### PROBLEM TO WORK ON
Copy out every line of the data where the word "familles" is found.

### SUPPLIED MATERIAL
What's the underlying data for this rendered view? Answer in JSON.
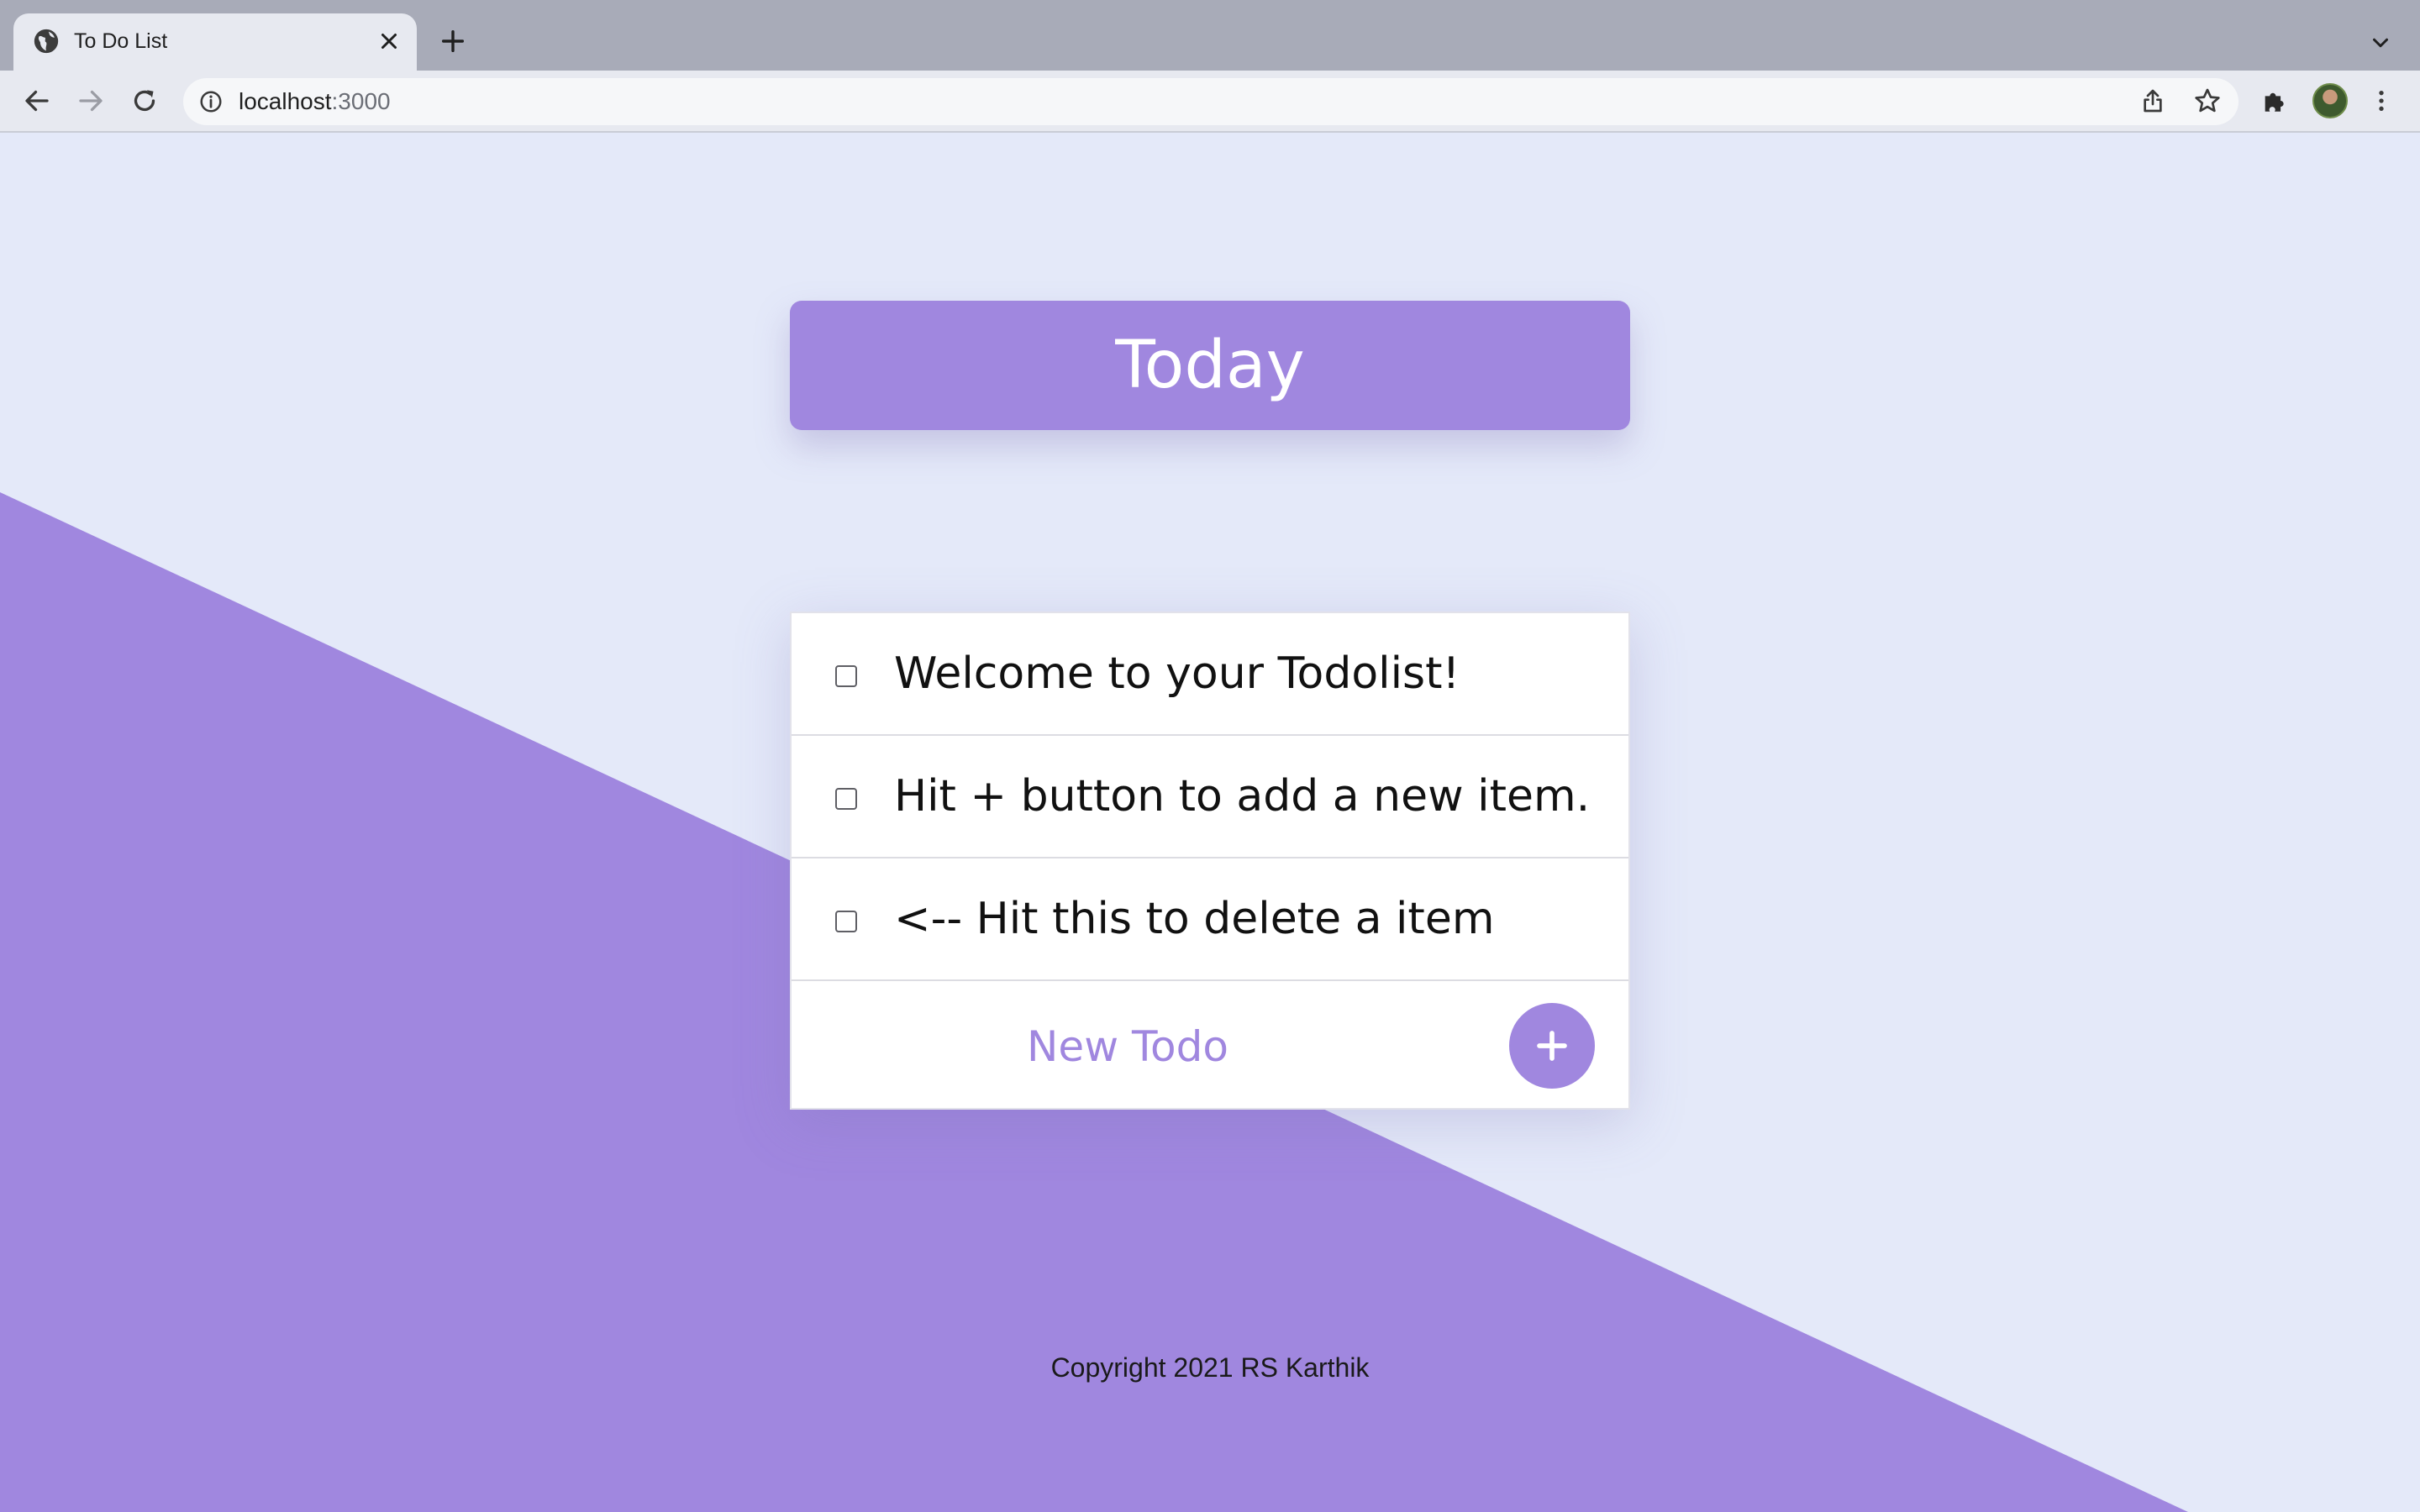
{
  "browser": {
    "tab_title": "To Do List",
    "url_host": "localhost",
    "url_port": ":3000",
    "icons": [
      "globe-icon",
      "close-icon",
      "plus-icon",
      "chevron-down-icon",
      "back-arrow-icon",
      "forward-arrow-icon",
      "reload-icon",
      "info-icon",
      "share-icon",
      "star-icon",
      "puzzle-icon",
      "avatar",
      "more-vert-icon"
    ]
  },
  "app": {
    "header_title": "Today",
    "items": [
      {
        "text": "Welcome to your Todolist!",
        "checked": false
      },
      {
        "text": "Hit + button to add a new item.",
        "checked": false
      },
      {
        "text": "<-- Hit this to delete a item",
        "checked": false
      }
    ],
    "new_item_placeholder": "New Todo",
    "add_button_label": "+",
    "footer": "Copyright 2021 RS Karthik"
  },
  "colors": {
    "accent": "#A087DF",
    "background": "#E4E9F9",
    "card": "#FFFFFF"
  }
}
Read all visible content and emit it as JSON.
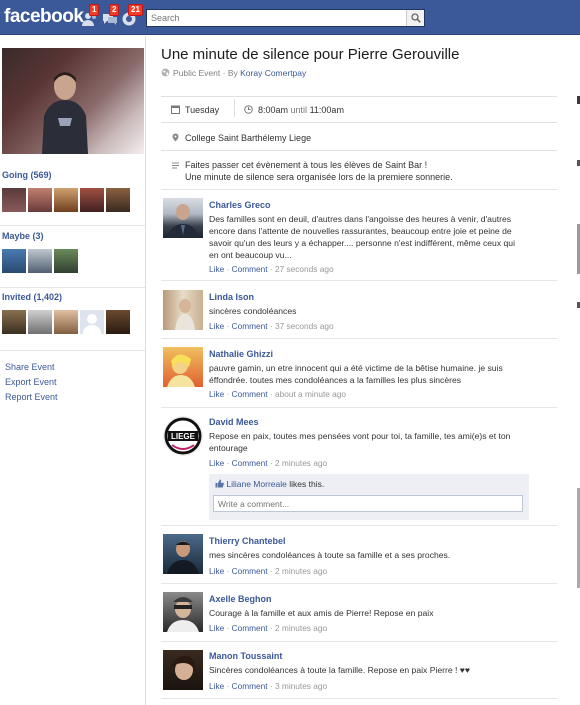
{
  "topbar": {
    "logo": "facebook",
    "friend_requests_count": "1",
    "messages_count": "2",
    "notifications_count": "21",
    "search_placeholder": "Search"
  },
  "left": {
    "going_label": "Going (569)",
    "maybe_label": "Maybe (3)",
    "invited_label": "Invited (1,402)",
    "links": [
      "Share Event",
      "Export Event",
      "Report Event"
    ]
  },
  "event": {
    "title": "Une minute de silence pour Pierre Gerouville",
    "visibility": "Public Event",
    "by_prefix": "· By",
    "host": "Koray Comertpay",
    "day": "Tuesday",
    "time_start": "8:00am",
    "time_until": "until",
    "time_end": "11:00am",
    "location": "College Saint Barthélemy Liege",
    "description_1": "Faites passer cet évènement à tous les élèves de Saint Bar !",
    "description_2": "Une minute de silence sera organisée lors de la premiere sonnerie."
  },
  "actions": {
    "like": "Like",
    "comment": "Comment",
    "sep": "·"
  },
  "comments": [
    {
      "name": "Charles Greco",
      "lines": [
        "Des familles sont en deuil, d'autres dans l'angoisse des heures à venir, d'autres",
        "encore dans l'attente de nouvelles rassurantes, beaucoup entre joie et peine de",
        "savoir qu'un des leurs y a échapper.... personne n'est indifférent, même ceux qui",
        "en ont beaucoup vu..."
      ],
      "time": "27 seconds ago"
    },
    {
      "name": "Linda Ison",
      "lines": [
        "sincères condoléances"
      ],
      "time": "37 seconds ago"
    },
    {
      "name": "Nathalie Ghizzi",
      "lines": [
        "pauvre gamin, un etre innocent qui a été victime de la bêtise humaine. je suis",
        "éffondrée. toutes mes condoléances a la familles les plus sincères"
      ],
      "time": "about a minute ago"
    },
    {
      "name": "David Mees",
      "lines": [
        "Repose en paix, toutes mes pensées vont pour toi, ta famille, tes ami(e)s et ton",
        "entourage"
      ],
      "time": "2 minutes ago",
      "avatar_text": "LIEGE"
    },
    {
      "name": "Thierry Chantebel",
      "lines": [
        "mes sincères condoléances à toute sa famille et a ses proches."
      ],
      "time": "2 minutes ago"
    },
    {
      "name": "Axelle Beghon",
      "lines": [
        "Courage à la famille et aux amis de Pierre! Repose en paix"
      ],
      "time": "2 minutes ago"
    },
    {
      "name": "Manon Toussaint",
      "lines": [
        "Sincères condoléances à toute la famille. Repose en paix Pierre ! ♥♥"
      ],
      "time": "3 minutes ago"
    }
  ],
  "likes_box": {
    "liker": "Liliane Morreale",
    "likes_suffix": "likes this.",
    "write_placeholder": "Write a comment..."
  },
  "colors": {
    "brand": "#3b5998",
    "badge": "#f03d25"
  }
}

### REPLY
        "Des familles sont en deuil, d'autres dans l'angoisse des heures à venir, d'autres",
        "éffondrée. toutes mes condoléances a la familles les plus sincères"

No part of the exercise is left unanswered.